=== Exercise brief ===
Please restate the entire listing verbatim.

※ ※ ※

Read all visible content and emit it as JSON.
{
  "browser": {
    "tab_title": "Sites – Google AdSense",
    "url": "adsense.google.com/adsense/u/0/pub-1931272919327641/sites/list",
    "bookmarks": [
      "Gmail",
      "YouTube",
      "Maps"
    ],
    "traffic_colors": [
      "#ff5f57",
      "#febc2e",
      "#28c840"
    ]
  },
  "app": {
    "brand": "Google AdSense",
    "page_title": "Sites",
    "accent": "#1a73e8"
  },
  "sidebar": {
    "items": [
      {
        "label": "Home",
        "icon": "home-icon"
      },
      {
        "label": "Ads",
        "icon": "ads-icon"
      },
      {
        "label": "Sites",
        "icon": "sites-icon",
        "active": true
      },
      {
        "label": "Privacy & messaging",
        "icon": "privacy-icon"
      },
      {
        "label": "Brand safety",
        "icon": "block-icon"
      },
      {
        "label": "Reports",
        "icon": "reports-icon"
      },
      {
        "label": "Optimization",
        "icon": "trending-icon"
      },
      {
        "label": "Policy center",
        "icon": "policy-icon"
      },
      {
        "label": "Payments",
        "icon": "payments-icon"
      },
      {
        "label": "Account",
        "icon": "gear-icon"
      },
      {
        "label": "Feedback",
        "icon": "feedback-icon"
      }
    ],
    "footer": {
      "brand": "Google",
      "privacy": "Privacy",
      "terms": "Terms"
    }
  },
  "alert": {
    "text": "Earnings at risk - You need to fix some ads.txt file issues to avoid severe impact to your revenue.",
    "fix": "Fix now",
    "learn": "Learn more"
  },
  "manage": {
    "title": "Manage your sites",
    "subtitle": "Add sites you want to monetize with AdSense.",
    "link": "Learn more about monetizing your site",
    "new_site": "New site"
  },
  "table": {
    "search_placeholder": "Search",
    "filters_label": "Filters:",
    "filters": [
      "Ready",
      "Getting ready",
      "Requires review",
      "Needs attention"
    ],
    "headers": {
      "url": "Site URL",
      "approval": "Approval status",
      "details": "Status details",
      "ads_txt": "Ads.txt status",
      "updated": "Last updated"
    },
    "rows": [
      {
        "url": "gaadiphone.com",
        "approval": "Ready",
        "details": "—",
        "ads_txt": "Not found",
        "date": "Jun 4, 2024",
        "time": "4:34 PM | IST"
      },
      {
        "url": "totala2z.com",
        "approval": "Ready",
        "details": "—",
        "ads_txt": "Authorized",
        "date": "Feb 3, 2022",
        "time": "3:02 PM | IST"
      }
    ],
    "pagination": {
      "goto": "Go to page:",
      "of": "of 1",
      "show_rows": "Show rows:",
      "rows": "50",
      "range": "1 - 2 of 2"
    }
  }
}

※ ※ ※

=== Final answer ===
Read all visible content and emit it as JSON.
{
  "browser": {
    "tab_title": "Sites – Google AdSense",
    "url": "adsense.google.com/adsense/u/0/pub-1931272919327641/sites/list",
    "bookmarks": [
      "Gmail",
      "YouTube",
      "Maps"
    ],
    "traffic_colors": [
      "#ff5f57",
      "#febc2e",
      "#28c840"
    ]
  },
  "app": {
    "brand": "Google AdSense",
    "page_title": "Sites",
    "accent": "#1a73e8"
  },
  "sidebar": {
    "items": [
      {
        "label": "Home",
        "icon": "home-icon"
      },
      {
        "label": "Ads",
        "icon": "ads-icon"
      },
      {
        "label": "Sites",
        "icon": "sites-icon",
        "active": true
      },
      {
        "label": "Privacy & messaging",
        "icon": "privacy-icon"
      },
      {
        "label": "Brand safety",
        "icon": "block-icon"
      },
      {
        "label": "Reports",
        "icon": "reports-icon"
      },
      {
        "label": "Optimization",
        "icon": "trending-icon"
      },
      {
        "label": "Policy center",
        "icon": "policy-icon"
      },
      {
        "label": "Payments",
        "icon": "payments-icon"
      },
      {
        "label": "Account",
        "icon": "gear-icon"
      },
      {
        "label": "Feedback",
        "icon": "feedback-icon"
      }
    ],
    "footer": {
      "brand": "Google",
      "privacy": "Privacy",
      "terms": "Terms"
    }
  },
  "alert": {
    "text": "Earnings at risk - You need to fix some ads.txt file issues to avoid severe impact to your revenue.",
    "fix": "Fix now",
    "learn": "Learn more"
  },
  "manage": {
    "title": "Manage your sites",
    "subtitle": "Add sites you want to monetize with AdSense.",
    "link": "Learn more about monetizing your site",
    "new_site": "New site"
  },
  "table": {
    "search_placeholder": "Search",
    "filters_label": "Filters:",
    "filters": [
      "Ready",
      "Getting ready",
      "Requires review",
      "Needs attention"
    ],
    "headers": {
      "url": "Site URL",
      "approval": "Approval status",
      "details": "Status details",
      "ads_txt": "Ads.txt status",
      "updated": "Last updated"
    },
    "rows": [
      {
        "url": "gaadiphone.com",
        "approval": "Ready",
        "details": "—",
        "ads_txt": "Not found",
        "date": "Jun 4, 2024",
        "time": "4:34 PM | IST"
      },
      {
        "url": "totala2z.com",
        "approval": "Ready",
        "details": "—",
        "ads_txt": "Authorized",
        "date": "Feb 3, 2022",
        "time": "3:02 PM | IST"
      }
    ],
    "pagination": {
      "goto": "Go to page:",
      "of": "of 1",
      "show_rows": "Show rows:",
      "rows": "50",
      "range": "1 - 2 of 2"
    }
  }
}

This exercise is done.